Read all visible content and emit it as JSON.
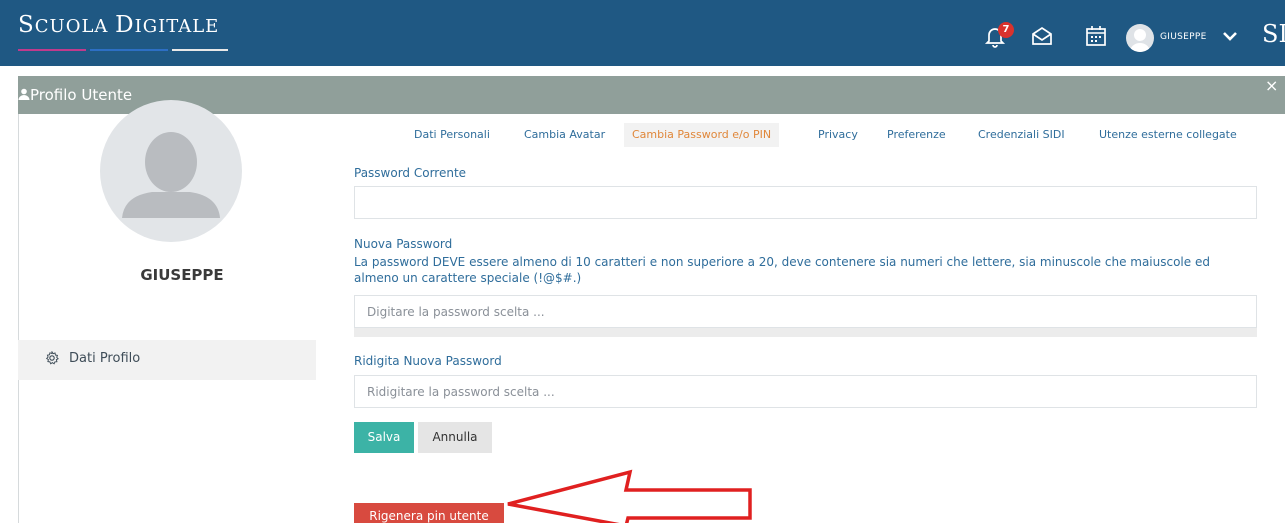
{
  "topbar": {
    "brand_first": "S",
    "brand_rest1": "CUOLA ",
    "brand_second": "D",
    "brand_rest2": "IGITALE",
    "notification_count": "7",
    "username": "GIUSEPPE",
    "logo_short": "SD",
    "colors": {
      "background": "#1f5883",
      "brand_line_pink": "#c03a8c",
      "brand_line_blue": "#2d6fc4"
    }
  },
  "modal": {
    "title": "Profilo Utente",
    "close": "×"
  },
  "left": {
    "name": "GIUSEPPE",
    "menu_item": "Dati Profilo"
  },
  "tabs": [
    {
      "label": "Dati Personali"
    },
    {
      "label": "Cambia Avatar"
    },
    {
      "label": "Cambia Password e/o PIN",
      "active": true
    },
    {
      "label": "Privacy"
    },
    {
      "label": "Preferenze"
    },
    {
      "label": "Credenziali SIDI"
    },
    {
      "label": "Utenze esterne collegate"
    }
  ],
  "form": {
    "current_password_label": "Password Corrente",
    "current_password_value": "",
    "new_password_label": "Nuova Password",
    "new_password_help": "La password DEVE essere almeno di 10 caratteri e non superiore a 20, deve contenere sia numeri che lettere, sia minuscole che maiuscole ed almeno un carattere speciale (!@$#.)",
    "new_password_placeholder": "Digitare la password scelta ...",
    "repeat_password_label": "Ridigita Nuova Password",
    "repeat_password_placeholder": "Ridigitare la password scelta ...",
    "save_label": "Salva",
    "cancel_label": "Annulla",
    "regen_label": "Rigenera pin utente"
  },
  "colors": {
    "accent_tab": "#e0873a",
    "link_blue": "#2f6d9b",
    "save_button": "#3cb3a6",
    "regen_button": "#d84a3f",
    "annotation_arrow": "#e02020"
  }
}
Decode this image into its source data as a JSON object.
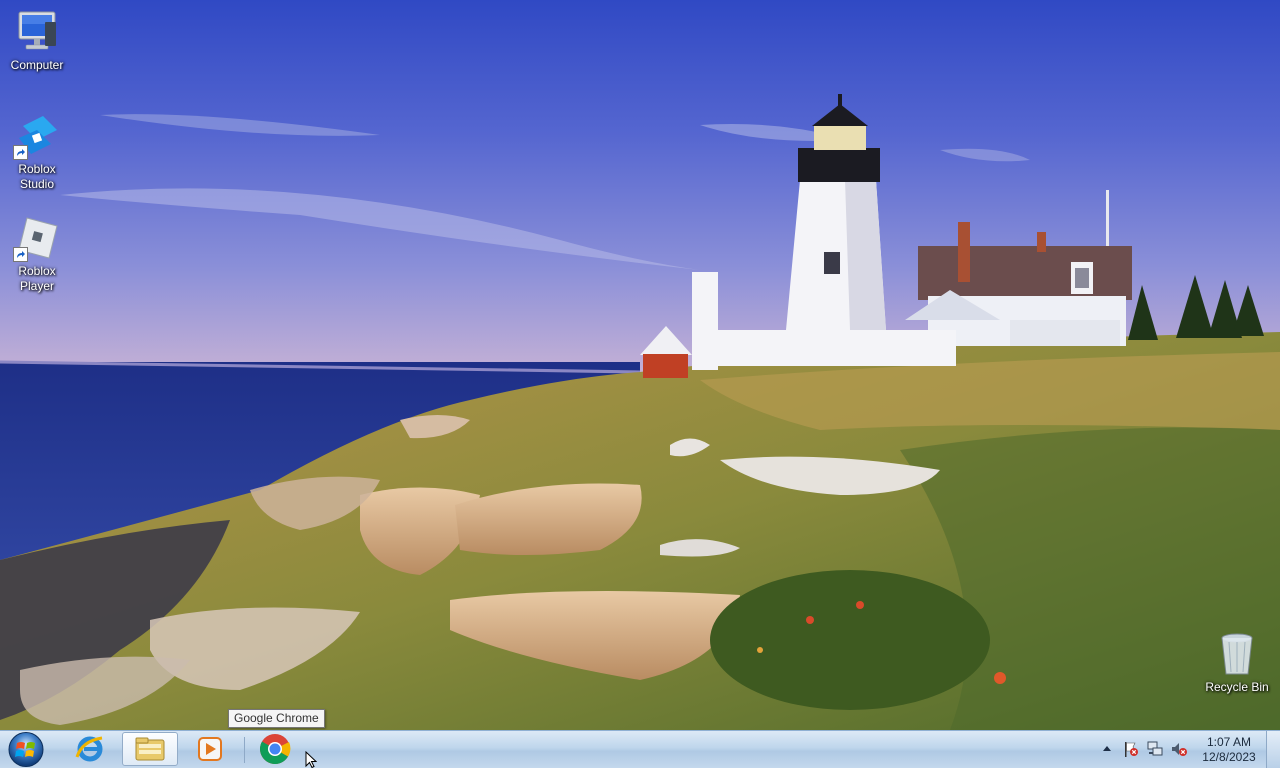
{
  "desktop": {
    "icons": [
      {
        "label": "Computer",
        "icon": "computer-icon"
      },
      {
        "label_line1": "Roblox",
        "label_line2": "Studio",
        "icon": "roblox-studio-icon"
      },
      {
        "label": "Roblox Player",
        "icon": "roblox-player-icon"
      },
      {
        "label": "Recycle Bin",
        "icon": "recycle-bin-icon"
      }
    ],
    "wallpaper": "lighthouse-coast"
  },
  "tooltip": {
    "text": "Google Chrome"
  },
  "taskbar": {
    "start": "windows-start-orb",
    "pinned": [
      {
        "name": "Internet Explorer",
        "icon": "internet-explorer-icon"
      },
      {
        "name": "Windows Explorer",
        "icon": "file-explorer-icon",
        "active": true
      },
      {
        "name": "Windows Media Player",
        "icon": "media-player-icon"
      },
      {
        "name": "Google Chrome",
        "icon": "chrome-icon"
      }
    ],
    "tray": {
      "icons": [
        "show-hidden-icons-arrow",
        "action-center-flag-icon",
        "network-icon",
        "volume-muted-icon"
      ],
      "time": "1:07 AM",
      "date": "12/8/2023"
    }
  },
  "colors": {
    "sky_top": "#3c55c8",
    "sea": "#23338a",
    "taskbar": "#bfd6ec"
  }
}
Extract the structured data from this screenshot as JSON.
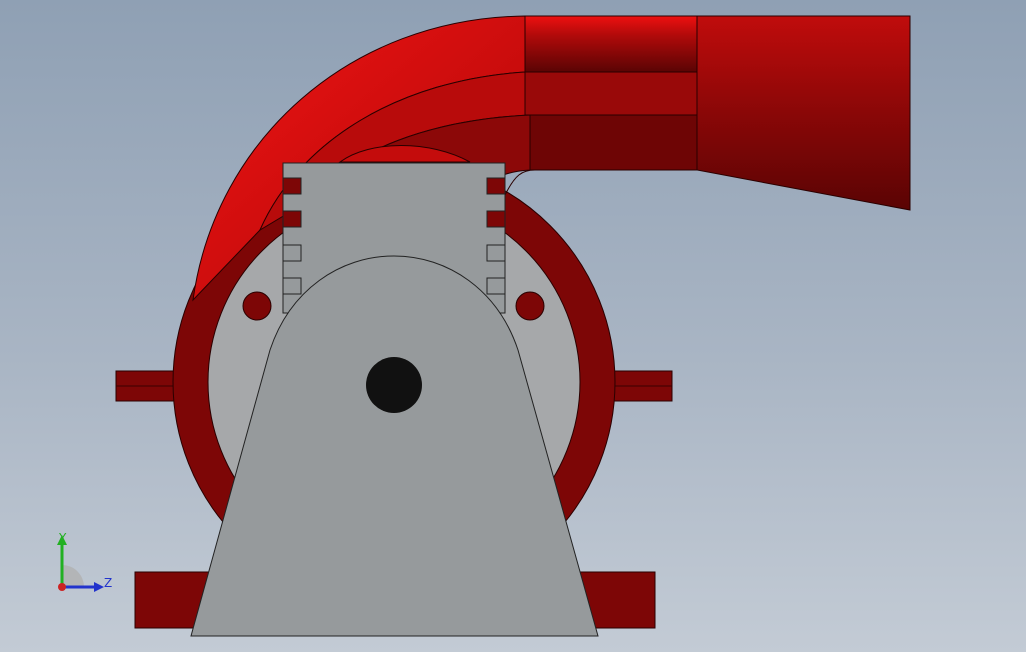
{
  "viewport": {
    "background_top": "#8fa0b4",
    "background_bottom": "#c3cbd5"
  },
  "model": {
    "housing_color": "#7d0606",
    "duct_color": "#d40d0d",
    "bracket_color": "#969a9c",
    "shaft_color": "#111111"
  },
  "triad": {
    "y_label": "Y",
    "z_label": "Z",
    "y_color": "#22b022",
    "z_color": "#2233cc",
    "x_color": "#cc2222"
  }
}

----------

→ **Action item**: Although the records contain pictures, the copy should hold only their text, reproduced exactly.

→ **Your response**:
Read all visible content and emit it as JSON.
{
  "topbar": {
    "brand_first": "S",
    "brand_rest1": "CUOLA ",
    "brand_second": "D",
    "brand_rest2": "IGITALE",
    "notification_count": "7",
    "username": "GIUSEPPE",
    "logo_short": "SD",
    "colors": {
      "background": "#1f5883",
      "brand_line_pink": "#c03a8c",
      "brand_line_blue": "#2d6fc4"
    }
  },
  "modal": {
    "title": "Profilo Utente",
    "close": "×"
  },
  "left": {
    "name": "GIUSEPPE",
    "menu_item": "Dati Profilo"
  },
  "tabs": [
    {
      "label": "Dati Personali"
    },
    {
      "label": "Cambia Avatar"
    },
    {
      "label": "Cambia Password e/o PIN",
      "active": true
    },
    {
      "label": "Privacy"
    },
    {
      "label": "Preferenze"
    },
    {
      "label": "Credenziali SIDI"
    },
    {
      "label": "Utenze esterne collegate"
    }
  ],
  "form": {
    "current_password_label": "Password Corrente",
    "current_password_value": "",
    "new_password_label": "Nuova Password",
    "new_password_help": "La password DEVE essere almeno di 10 caratteri e non superiore a 20, deve contenere sia numeri che lettere, sia minuscole che maiuscole ed almeno un carattere speciale (!@$#.)",
    "new_password_placeholder": "Digitare la password scelta ...",
    "repeat_password_label": "Ridigita Nuova Password",
    "repeat_password_placeholder": "Ridigitare la password scelta ...",
    "save_label": "Salva",
    "cancel_label": "Annulla",
    "regen_label": "Rigenera pin utente"
  },
  "colors": {
    "accent_tab": "#e0873a",
    "link_blue": "#2f6d9b",
    "save_button": "#3cb3a6",
    "regen_button": "#d84a3f",
    "annotation_arrow": "#e02020"
  }
}
Decode this image into its source data as a JSON object.
{
  "desktop": {
    "icons": [
      {
        "label": "Computer",
        "icon": "computer-icon"
      },
      {
        "label_line1": "Roblox",
        "label_line2": "Studio",
        "icon": "roblox-studio-icon"
      },
      {
        "label": "Roblox Player",
        "icon": "roblox-player-icon"
      },
      {
        "label": "Recycle Bin",
        "icon": "recycle-bin-icon"
      }
    ],
    "wallpaper": "lighthouse-coast"
  },
  "tooltip": {
    "text": "Google Chrome"
  },
  "taskbar": {
    "start": "windows-start-orb",
    "pinned": [
      {
        "name": "Internet Explorer",
        "icon": "internet-explorer-icon"
      },
      {
        "name": "Windows Explorer",
        "icon": "file-explorer-icon",
        "active": true
      },
      {
        "name": "Windows Media Player",
        "icon": "media-player-icon"
      },
      {
        "name": "Google Chrome",
        "icon": "chrome-icon"
      }
    ],
    "tray": {
      "icons": [
        "show-hidden-icons-arrow",
        "action-center-flag-icon",
        "network-icon",
        "volume-muted-icon"
      ],
      "time": "1:07 AM",
      "date": "12/8/2023"
    }
  },
  "colors": {
    "sky_top": "#3c55c8",
    "sea": "#23338a",
    "taskbar": "#bfd6ec"
  }
}
Extract the structured data from this screenshot as JSON.
{
  "viewport": {
    "background_top": "#8fa0b4",
    "background_bottom": "#c3cbd5"
  },
  "model": {
    "housing_color": "#7d0606",
    "duct_color": "#d40d0d",
    "bracket_color": "#969a9c",
    "shaft_color": "#111111"
  },
  "triad": {
    "y_label": "Y",
    "z_label": "Z",
    "y_color": "#22b022",
    "z_color": "#2233cc",
    "x_color": "#cc2222"
  }
}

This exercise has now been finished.